• WHAT IS REQUIRED: Lift out all lines below that contain "image".
══ DATA RECORDS ══
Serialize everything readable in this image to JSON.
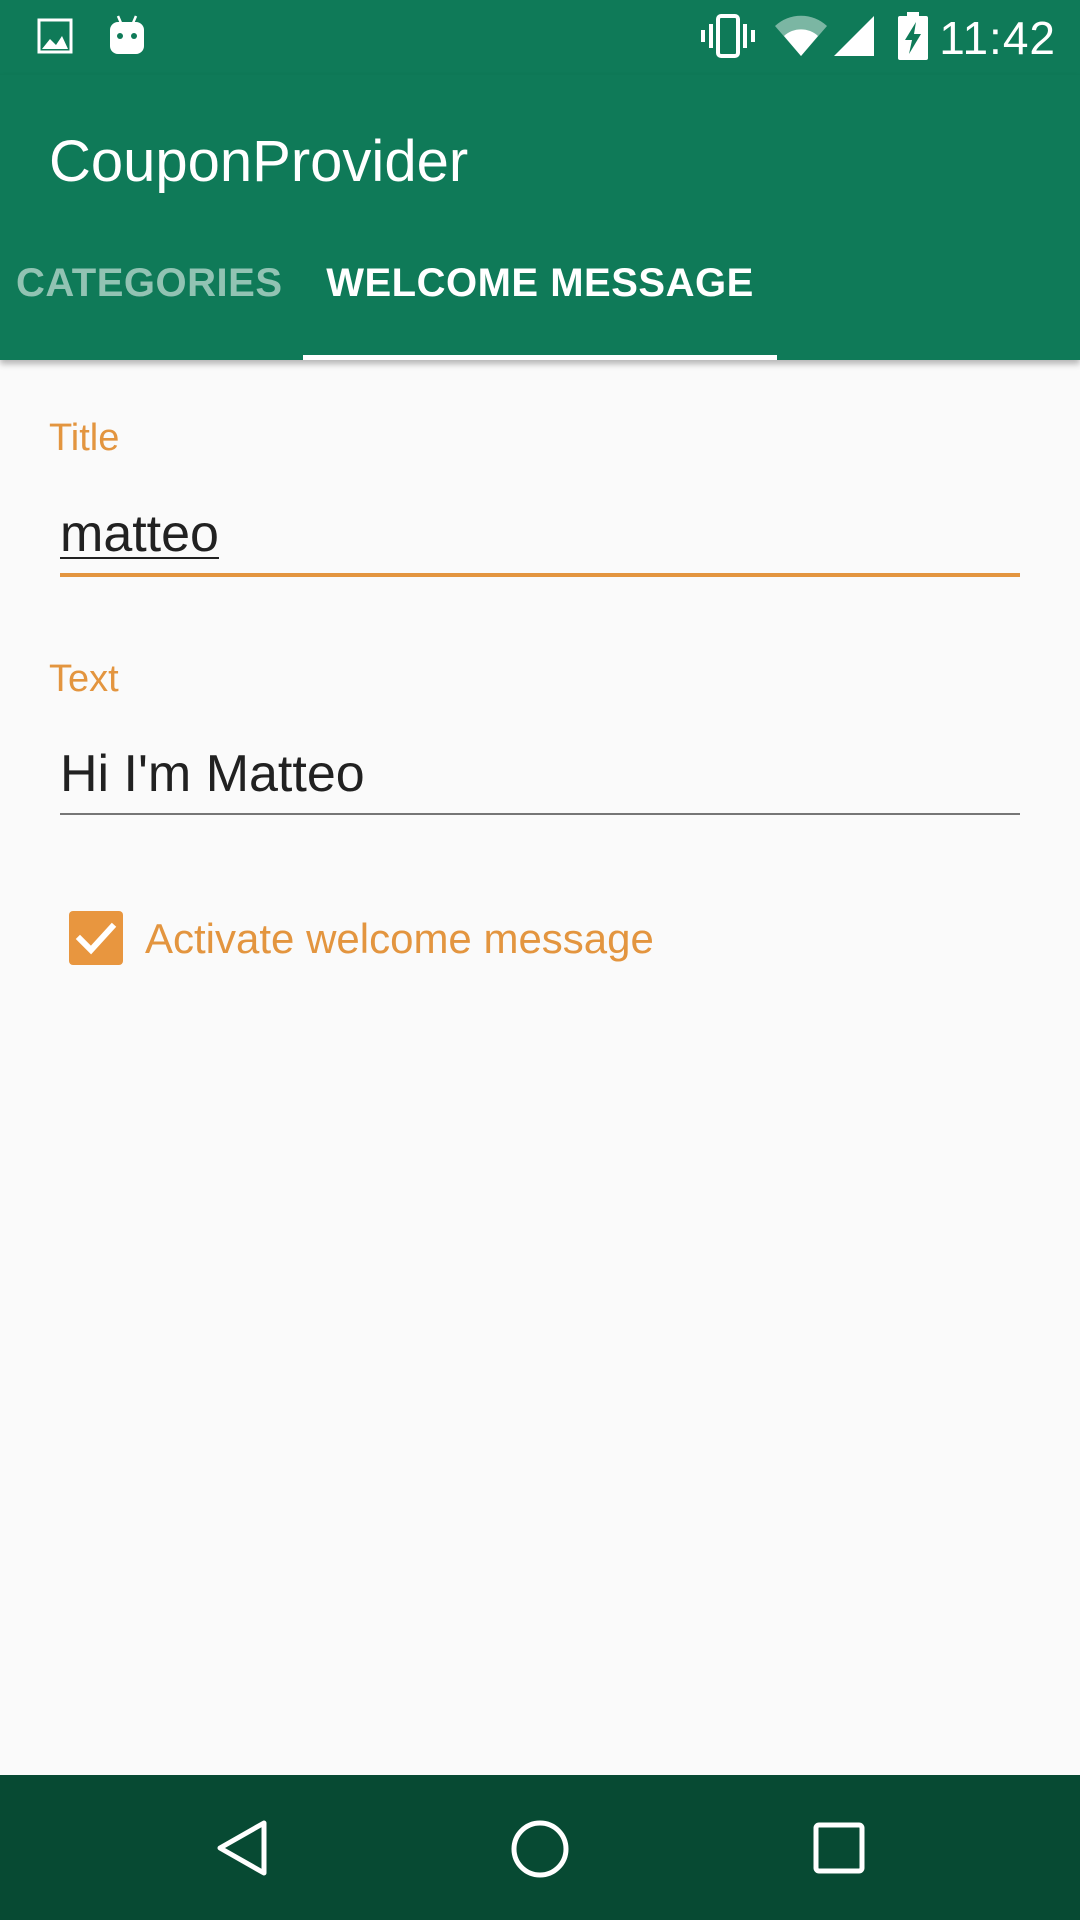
{
  "status_bar": {
    "time": "11:42",
    "icons": [
      "image-icon",
      "android-icon",
      "vibrate-icon",
      "wifi-icon",
      "signal-icon",
      "battery-charging-icon"
    ]
  },
  "app_bar": {
    "title": "CouponProvider",
    "tabs": [
      {
        "label": "CATEGORIES",
        "selected": false
      },
      {
        "label": "WELCOME MESSAGE",
        "selected": true
      }
    ]
  },
  "form": {
    "title_field": {
      "label": "Title",
      "value": "matteo",
      "focused": true
    },
    "text_field": {
      "label": "Text",
      "value": "Hi I'm Matteo",
      "focused": false
    },
    "activate_checkbox": {
      "label": "Activate welcome message",
      "checked": true
    }
  },
  "nav_bar": {
    "icons": [
      "back-icon",
      "home-icon",
      "recents-icon"
    ]
  },
  "colors": {
    "primary": "#0f7a58",
    "primary_dark": "#074a33",
    "accent": "#e3953f",
    "background": "#fafafa"
  }
}
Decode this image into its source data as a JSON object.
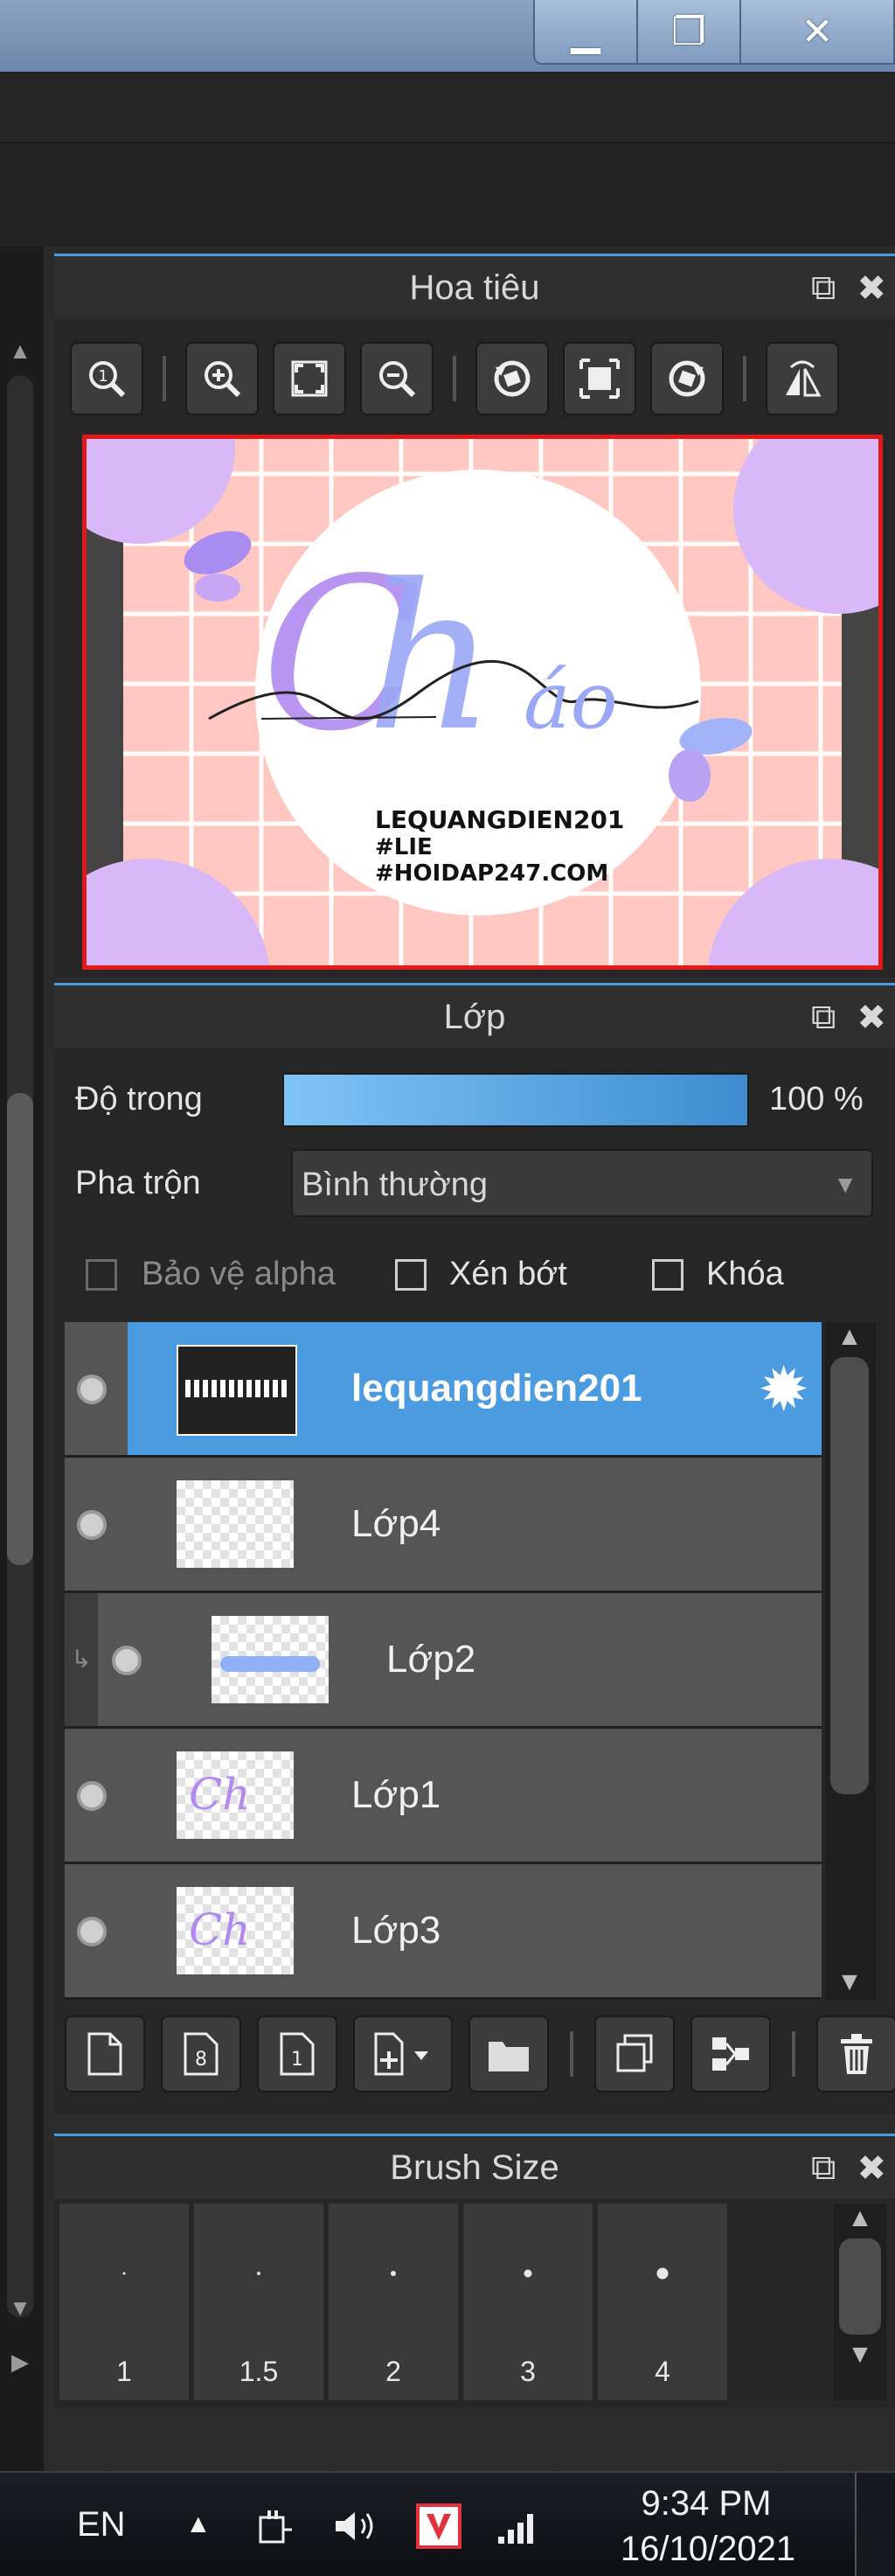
{
  "window": {
    "buttons": [
      "▁",
      "❐",
      "✕"
    ]
  },
  "navigator": {
    "title": "Hoa tiêu",
    "tools": [
      "zoom-100-icon",
      "zoom-in-icon",
      "fit-icon",
      "zoom-out-icon",
      "rotate-left-icon",
      "fit-window-icon",
      "rotate-right-icon",
      "flip-icon"
    ],
    "preview": {
      "line1": "LEQUANGDIEN201",
      "line2": "#LIE",
      "line3": "#HOIDAP247.COM"
    }
  },
  "layers_panel": {
    "title": "Lớp",
    "opacity_label": "Độ trong",
    "opacity_value": "100 %",
    "opacity_level": 1.0,
    "blend_label": "Pha trộn",
    "blend_value": "Bình thường",
    "protect_alpha": "Bảo vệ alpha",
    "clipping": "Xén bớt",
    "lock": "Khóa",
    "layers": [
      {
        "name": "lequangdien201",
        "selected": true
      },
      {
        "name": "Lớp4",
        "selected": false
      },
      {
        "name": "Lớp2",
        "selected": false,
        "clipped": true
      },
      {
        "name": "Lớp1",
        "selected": false
      },
      {
        "name": "Lớp3",
        "selected": false
      }
    ]
  },
  "brush_panel": {
    "title": "Brush Size",
    "sizes": [
      "1",
      "1.5",
      "2",
      "3",
      "4"
    ]
  },
  "taskbar": {
    "language": "EN",
    "time": "9:34 PM",
    "date": "16/10/2021"
  },
  "colors": {
    "accent": "#4a9be0",
    "preview_border": "#e01a1a",
    "preview_bg": "#ffc7c2"
  }
}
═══
• RESPONSE FOR THIS EXERCISE:
Serialize everything readable in this image to JSON.
      "image-icon",
Decode this image into its source data as a JSON object.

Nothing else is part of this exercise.